Records shown:

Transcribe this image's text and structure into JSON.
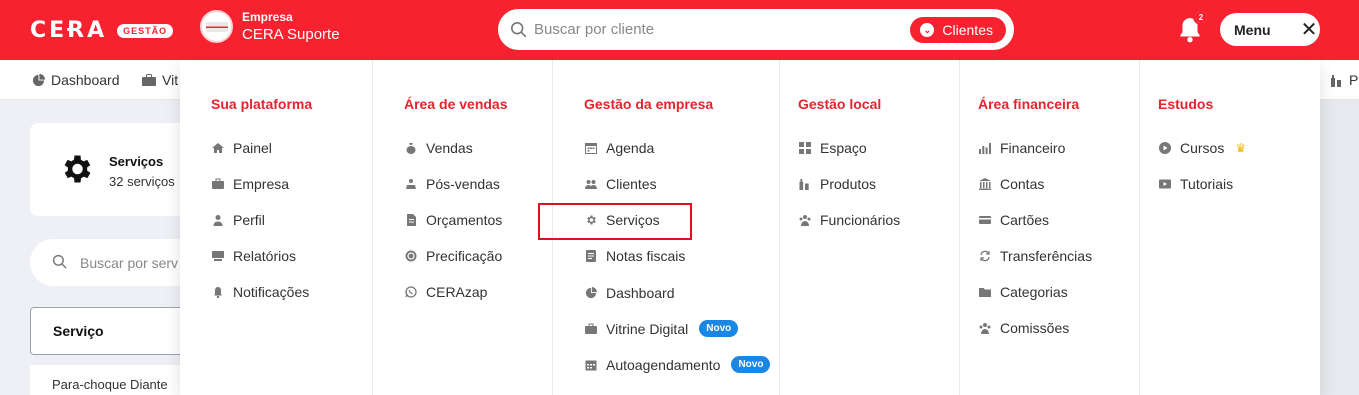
{
  "header": {
    "logo_text": "CEɌA",
    "logo_badge": "GESTÃO",
    "company_label": "Empresa",
    "company_name": "CERA Suporte",
    "search_placeholder": "Buscar por cliente",
    "search_scope": "Clientes",
    "notifications_count": "2",
    "menu_label": "Menu"
  },
  "subnav": {
    "items": [
      {
        "label": "Dashboard",
        "icon": "pie-chart-icon"
      },
      {
        "label": "Vit",
        "icon": "briefcase-icon"
      },
      {
        "label": "P",
        "icon": "bottles-icon"
      }
    ]
  },
  "page": {
    "services_title": "Serviços",
    "services_count": "32 serviços",
    "search_placeholder": "Buscar por serv",
    "column_header": "Serviço",
    "first_row": "Para-choque Diante"
  },
  "mega_menu": {
    "columns": [
      {
        "title": "Sua plataforma",
        "items": [
          {
            "label": "Painel",
            "icon": "home-icon"
          },
          {
            "label": "Empresa",
            "icon": "briefcase-icon"
          },
          {
            "label": "Perfil",
            "icon": "user-icon"
          },
          {
            "label": "Relatórios",
            "icon": "report-icon"
          },
          {
            "label": "Notificações",
            "icon": "bell-icon"
          }
        ]
      },
      {
        "title": "Área de vendas",
        "items": [
          {
            "label": "Vendas",
            "icon": "money-bag-icon"
          },
          {
            "label": "Pós-vendas",
            "icon": "after-sales-icon"
          },
          {
            "label": "Orçamentos",
            "icon": "document-icon"
          },
          {
            "label": "Precificação",
            "icon": "coin-icon"
          },
          {
            "label": "CERAzap",
            "icon": "whatsapp-icon"
          }
        ]
      },
      {
        "title": "Gestão da empresa",
        "items": [
          {
            "label": "Agenda",
            "icon": "calendar-icon"
          },
          {
            "label": "Clientes",
            "icon": "users-icon"
          },
          {
            "label": "Serviços",
            "icon": "gear-icon"
          },
          {
            "label": "Notas fiscais",
            "icon": "invoice-icon"
          },
          {
            "label": "Dashboard",
            "icon": "pie-chart-icon"
          },
          {
            "label": "Vitrine Digital",
            "icon": "briefcase-icon",
            "badge": "Novo"
          },
          {
            "label": "Autoagendamento",
            "icon": "calendar-grid-icon",
            "badge": "Novo"
          }
        ]
      },
      {
        "title": "Gestão local",
        "items": [
          {
            "label": "Espaço",
            "icon": "grid-icon"
          },
          {
            "label": "Produtos",
            "icon": "bottles-icon"
          },
          {
            "label": "Funcionários",
            "icon": "team-icon"
          }
        ]
      },
      {
        "title": "Área financeira",
        "items": [
          {
            "label": "Financeiro",
            "icon": "bar-chart-icon"
          },
          {
            "label": "Contas",
            "icon": "bank-icon"
          },
          {
            "label": "Cartões",
            "icon": "credit-card-icon"
          },
          {
            "label": "Transferências",
            "icon": "transfer-icon"
          },
          {
            "label": "Categorias",
            "icon": "folder-icon"
          },
          {
            "label": "Comissões",
            "icon": "team-icon"
          }
        ]
      },
      {
        "title": "Estudos",
        "items": [
          {
            "label": "Cursos",
            "icon": "play-circle-icon",
            "crown": true
          },
          {
            "label": "Tutoriais",
            "icon": "video-icon"
          }
        ]
      }
    ]
  },
  "colors": {
    "brand": "#f6222f",
    "heading": "#e8232e",
    "badge_new": "#1b87e5"
  }
}
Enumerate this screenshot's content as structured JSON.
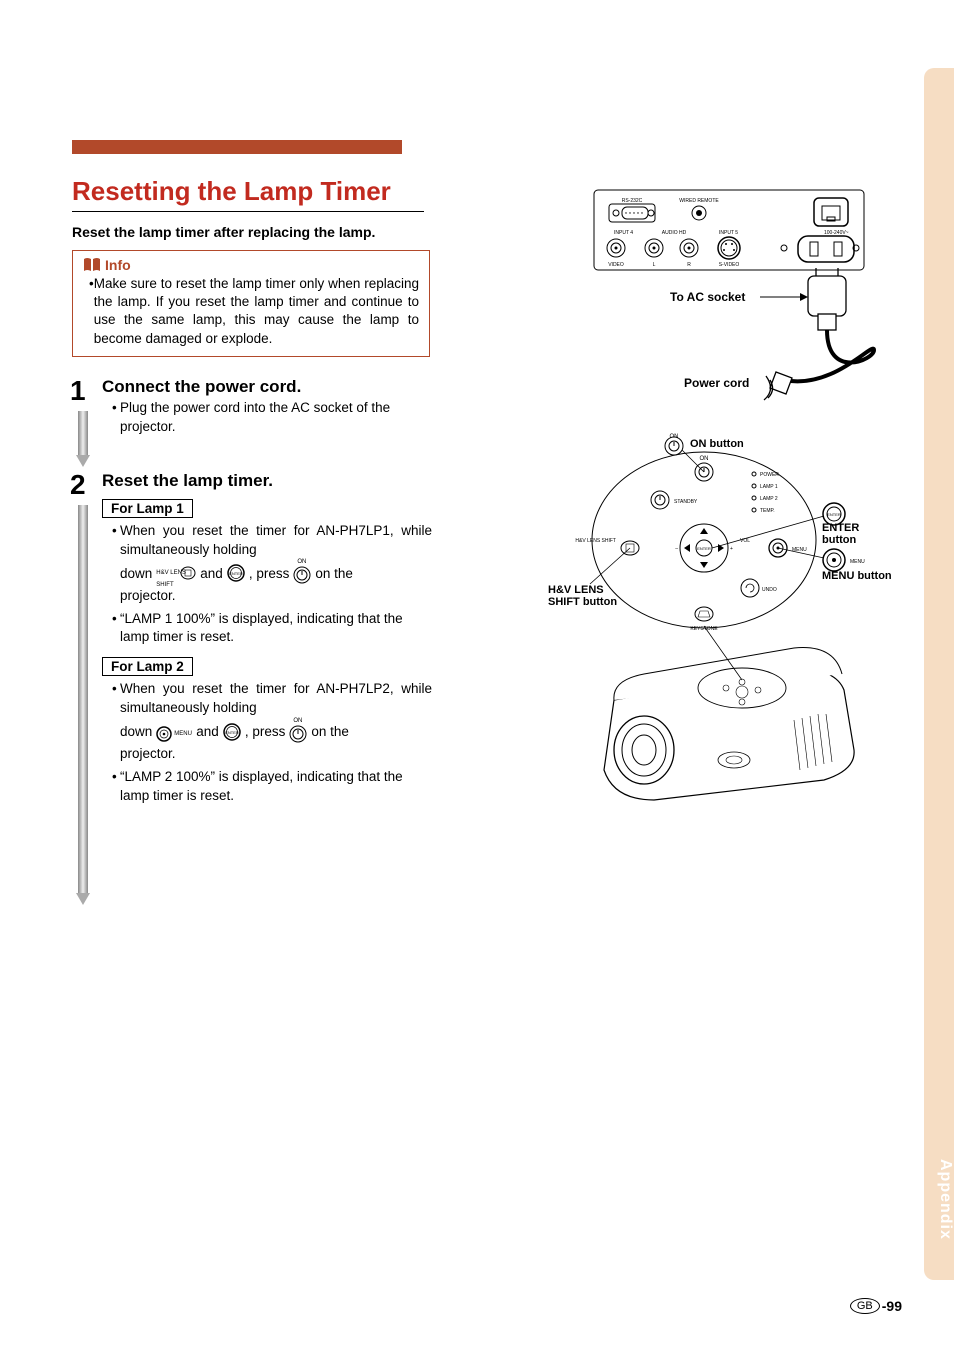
{
  "section_tab": "Appendix",
  "title": "Resetting the Lamp Timer",
  "subtitle": "Reset the lamp timer after replacing the lamp.",
  "info": {
    "label": "Info",
    "text": "Make sure to reset the lamp timer only when replacing the lamp. If you reset the lamp timer and continue to use the same lamp, this may cause the lamp to become damaged or explode."
  },
  "steps": [
    {
      "num": "1",
      "title": "Connect the power cord.",
      "bullets": [
        "Plug the power cord into the AC socket of the projector."
      ]
    },
    {
      "num": "2",
      "title": "Reset the lamp timer.",
      "lamp1": {
        "label": "For Lamp 1",
        "b1a": "When you reset the timer for AN-PH7LP1, while simultaneously holding",
        "b1b_pre": "down",
        "b1b_mid": "and",
        "b1b_press": ", press",
        "b1b_on": "ON",
        "b1b_post": "on the",
        "b1c": "projector.",
        "b2": "“LAMP 1 100%” is displayed, indicating that the lamp timer is reset."
      },
      "lamp2": {
        "label": "For Lamp 2",
        "b1a": "When you reset the timer for AN-PH7LP2, while simultaneously holding",
        "b1b_pre": "down",
        "b1b_mid": "and",
        "b1b_press": ", press",
        "b1b_on": "ON",
        "b1b_post": "on the",
        "b1c": "projector.",
        "b2": "“LAMP 2 100%” is displayed, indicating that the lamp timer is reset."
      }
    }
  ],
  "diagram1": {
    "to_ac": "To AC socket",
    "power_cord": "Power cord",
    "port_labels": {
      "rs232c": "RS-232C",
      "wired_remote": "WIRED REMOTE",
      "input4": "INPUT 4",
      "audio_hd": "AUDIO HD",
      "input5": "INPUT 5",
      "ac": "100-240V~",
      "video": "VIDEO",
      "l": "L",
      "r": "R",
      "svideo": "S-VIDEO"
    }
  },
  "diagram2": {
    "on_button": "ON button",
    "enter_button": "ENTER button",
    "menu_button": "MENU button",
    "lens_shift": "H&V LENS SHIFT button",
    "small": {
      "on": "ON",
      "power": "POWER",
      "lamp1": "LAMP 1",
      "lamp2": "LAMP 2",
      "temp": "TEMP.",
      "standby": "STANDBY",
      "enter": "ENTER",
      "lens": "H&V LENS SHIFT",
      "vol": "VOL",
      "menu": "MENU",
      "undo": "UNDO",
      "keystone": "KEYSTONE"
    }
  },
  "inline_icons": {
    "lens_shift": "H&V LENS SHIFT",
    "enter": "ENTER",
    "menu": "MENU",
    "on": "ON"
  },
  "footer": {
    "gb": "GB",
    "page": "-99"
  }
}
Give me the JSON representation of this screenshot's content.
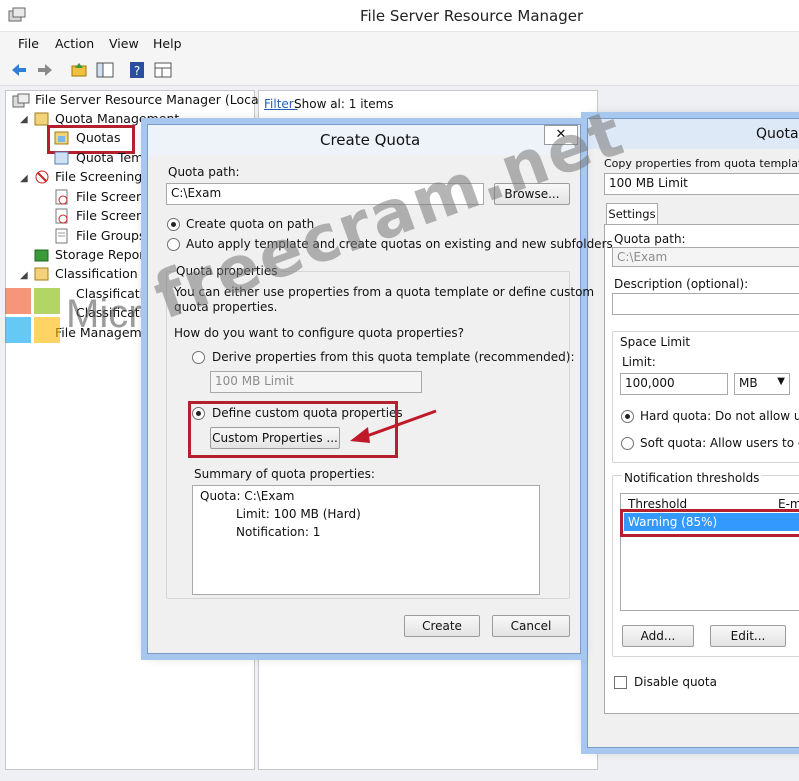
{
  "window": {
    "title": "File Server Resource Manager"
  },
  "menu": [
    "File",
    "Action",
    "View",
    "Help"
  ],
  "tree": {
    "root": "File Server Resource Manager (Local)",
    "quota_mgmt": "Quota Management",
    "quotas": "Quotas",
    "quota_templates": "Quota Temp",
    "file_screening": "File Screening M",
    "file_screens": "File Screens",
    "file_screen_templates": "File Screen T",
    "file_groups": "File Groups",
    "storage_reports": "Storage Reports",
    "classification": "Classification V",
    "classification_1": "Classificatio",
    "classification_2": "Classificatio",
    "file_management": "File Manageme"
  },
  "detail": {
    "filter_label": "Filter:",
    "filter_text": "Show al: 1 items"
  },
  "create_quota": {
    "title": "Create Quota",
    "close": "✕",
    "quota_path_label": "Quota path:",
    "quota_path_value": "C:\\Exam",
    "browse": "Browse...",
    "radio_create": "Create quota on path",
    "radio_auto": "Auto apply template and create quotas on existing and new subfolders",
    "props_group": "Quota properties",
    "props_desc_1": "You can either use properties from a quota template or define custom",
    "props_desc_2": "quota properties.",
    "how_label": "How do you want to configure quota properties?",
    "radio_derive": "Derive properties from this quota template (recommended):",
    "template_value": "100 MB Limit",
    "radio_define": "Define custom quota properties",
    "custom_btn": "Custom Properties ...",
    "summary_label": "Summary of quota properties:",
    "summary_root": "Quota: C:\\Exam",
    "summary_limit": "Limit: 100 MB (Hard)",
    "summary_notif": "Notification: 1",
    "create_btn": "Create",
    "cancel_btn": "Cancel"
  },
  "quota_props": {
    "title": "Quota",
    "copy_label": "Copy properties from quota template (o",
    "copy_value": "100 MB Limit",
    "tab_settings": "Settings",
    "quota_path_label": "Quota path:",
    "quota_path_value": "C:\\Exam",
    "desc_label": "Description (optional):",
    "space_limit": "Space Limit",
    "limit_label": "Limit:",
    "limit_value": "100,000",
    "unit_value": "MB",
    "hard_quota": "Hard quota: Do not allow users",
    "soft_quota": "Soft quota: Allow users to exce",
    "notif_label": "Notification thresholds",
    "col_threshold": "Threshold",
    "col_email": "E-ma",
    "row_warning": "Warning (85%)",
    "add_btn": "Add...",
    "edit_btn": "Edit...",
    "disable_quota": "Disable quota"
  },
  "watermark": "freecram.net",
  "ms_text": "Microsoft"
}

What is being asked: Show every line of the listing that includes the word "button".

Solution to the problem:
    "on_button": "ON button",
    "enter_button": "ENTER button",
    "menu_button": "MENU button",
    "lens_shift": "H&V LENS SHIFT button",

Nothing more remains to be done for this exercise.